The new unemployment filings equate to almost 6 percent of Montana’s population.
State lawmakers on the Economic Affairs Interim Committee were briefed Thursday on the unprecedented labor situation amid the COVID-19 pandemic.
Brenda Nordlund is the Acting Commissioner of Labor & Industry.
"Prior to COVID-19, incoming claims and reactivations averaged approximately 557 per week," Nordlund says. "Between March 15, which was the Sunday following the emergency declaration, through April 3rd, the weekly average of incoming claims and reactivations rose to 17,640."
Nordlund was asked during the legislative committee how the state agency is preventing potential fraud. She said the agency has not changed its standards for judging unemployment claims and the agency will be accountable to both the executive and legislative branch of government.
"We have to take a look at every employee, or every requirement that makes someone eligible or ineligible, and we will be held accountable, not only to the executive branch of government, we will also be held accountable, of course, to the legislative branch."

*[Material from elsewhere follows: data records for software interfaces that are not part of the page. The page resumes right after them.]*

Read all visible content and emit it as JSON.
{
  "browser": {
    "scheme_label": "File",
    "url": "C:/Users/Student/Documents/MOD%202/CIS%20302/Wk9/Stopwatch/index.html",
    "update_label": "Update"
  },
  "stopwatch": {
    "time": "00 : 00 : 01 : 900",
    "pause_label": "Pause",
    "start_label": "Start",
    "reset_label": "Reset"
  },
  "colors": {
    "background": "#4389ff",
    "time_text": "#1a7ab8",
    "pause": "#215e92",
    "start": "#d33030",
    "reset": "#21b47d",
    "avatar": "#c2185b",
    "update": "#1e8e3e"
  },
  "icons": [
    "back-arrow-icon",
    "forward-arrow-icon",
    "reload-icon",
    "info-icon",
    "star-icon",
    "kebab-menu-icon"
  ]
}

Montana’s accommodations and food service industry is especially hard hit as dine-in restaurants and bars remain ordered to close. Nearly 10,000 workers in that sector filed for unemployment last month. Construction workers filed for benefits at the next highest rate in March with more than 4,000 claims. More than 3,000 claims for unemployment last month came from health care and social assistance workers.